EV CHARGING STANDARDS
On reading CAR’S article on the Jaguar I-pace (August 2018), I wondered if an agreement has been reached among manufacturers on standardisation of charging stations? It would be annoying, to put it mildly, if you got to, say, Colesberg, and found a plug doesn’t fit. DOUG SCOTT Rhenosterspruit The current answer is “no” but hopefully the standards will eventually merge into one.
Background on battery charging
Remember, batteries are direct current (DC) while the electrical grid employs alternating current (AC). Therefore, to charge an electric vehicle using a wall socket at home, the AC current needs to be converted to DC by an onboard charger before the battery can be charged. The maximum power from the wall socket is limited to 3,3 kw (a 15 A socket at 220 V), so the charger can be small enough to fit in the vehicle for normal (slow) charging.
For fast charging (50 kw and higher), the charger cannot be housed in the car and is proprietary, i.e. a charging station. When an EV plugs into a fast charger, the charger has already converted the AC supply to DC and supplies the EV battery directly with DC.
It’s clear the charging methods (slow and fast) need two separate connecters (and plugs).
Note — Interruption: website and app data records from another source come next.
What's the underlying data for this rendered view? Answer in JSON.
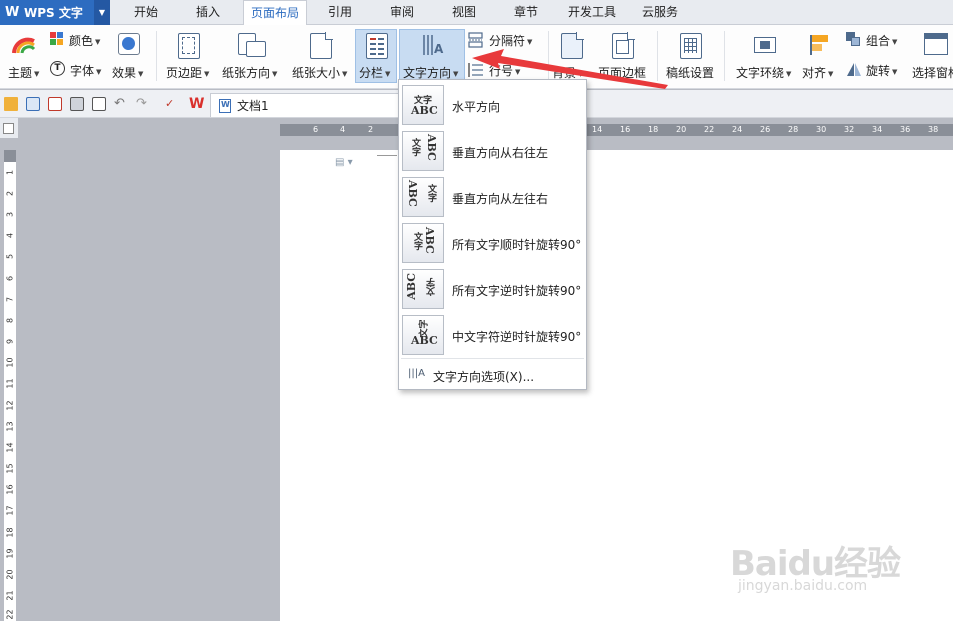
{
  "app": {
    "name": "WPS 文字"
  },
  "menu": {
    "tabs": [
      "开始",
      "插入",
      "页面布局",
      "引用",
      "审阅",
      "视图",
      "章节",
      "开发工具",
      "云服务"
    ],
    "active_tab": "页面布局"
  },
  "ribbon": {
    "theme": "主题",
    "color": "颜色",
    "font": "字体",
    "effect": "效果",
    "margin": "页边距",
    "orientation": "纸张方向",
    "size": "纸张大小",
    "columns": "分栏",
    "text_direction": "文字方向",
    "separator": "分隔符",
    "line_number": "行号",
    "background": "背景",
    "page_border": "页面边框",
    "manuscript": "稿纸设置",
    "wrap_text": "文字环绕",
    "align": "对齐",
    "group": "组合",
    "rotate": "旋转",
    "selection_pane": "选择窗格"
  },
  "document": {
    "tab_name": "文档1"
  },
  "ruler": {
    "h_left": [
      "6",
      "4",
      "2"
    ],
    "h_right": [
      "14",
      "16",
      "18",
      "20",
      "22",
      "24",
      "26",
      "28",
      "30",
      "32",
      "34",
      "36",
      "38"
    ],
    "v": [
      "1",
      "2",
      "3",
      "4",
      "5",
      "6",
      "7",
      "8",
      "9",
      "10",
      "11",
      "12",
      "13",
      "14",
      "15",
      "16",
      "17",
      "18",
      "19",
      "20",
      "21",
      "22"
    ]
  },
  "dropdown": {
    "items": [
      {
        "label": "水平方向",
        "icon": "horizontal-text-icon"
      },
      {
        "label": "垂直方向从右往左",
        "icon": "vertical-rtl-icon"
      },
      {
        "label": "垂直方向从左往右",
        "icon": "vertical-ltr-icon"
      },
      {
        "label": "所有文字顺时针旋转90°",
        "icon": "rotate-cw-icon"
      },
      {
        "label": "所有文字逆时针旋转90°",
        "icon": "rotate-ccw-icon"
      },
      {
        "label": "中文字符逆时针旋转90°",
        "icon": "rotate-cjk-ccw-icon"
      }
    ],
    "options_label": "文字方向选项(X)...",
    "icon_text": {
      "cn": "文字",
      "en": "ABC"
    }
  },
  "watermark": {
    "main": "Baidu经验",
    "sub": "jingyan.baidu.com"
  },
  "colors": {
    "accent": "#2d6cc0",
    "arrow": "#e8393b",
    "selected": "#c8dcf2"
  }
}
For standard (slow) charging, many manufacturers opted for the Type 1 connector because it offered safe home charging with an onboard charger. Because three-phase power supply is quite common in Germany, the German OEMS decided to take the Type 1 connector and add two extra pins to allow three-phase home charging that ups the charging rate considerably. This connector is now known as the Type 2 connector and is the most common connector for standard charging.
When it comes to fast charging, there are again more options. Japanese manufacturers agreed on the Charge on the Move (CHADEMO) standard initially fixed at 50 kw with a communication protocol over the CAN bus. Manufacturers that signed up to this standard include Mitsubishi, Nissan, Toyota and it was licensed to Kia and PSA.
Germany was, however, not prepared to pay the licensing fee for a technology it did not agree with and adapted the Type 2 connector with two extra connectors for DC positive and negative and called this new connector the Combined Charging System (CCS), as it allows normal and fast charging through the same connector.
Tesla also uses the Type 2 connector but handles fast charging (up to 120 kw) differently when plugged into its own Supercharger charging network.
One charger for all
At least companies such as ABB are developing charging stations with connectors for all the above, almost like a fuel station with different fuels (93, 95 and diesel, for example). Let’s hope an agreement is soon reached between manufacturers to standardise the charging system.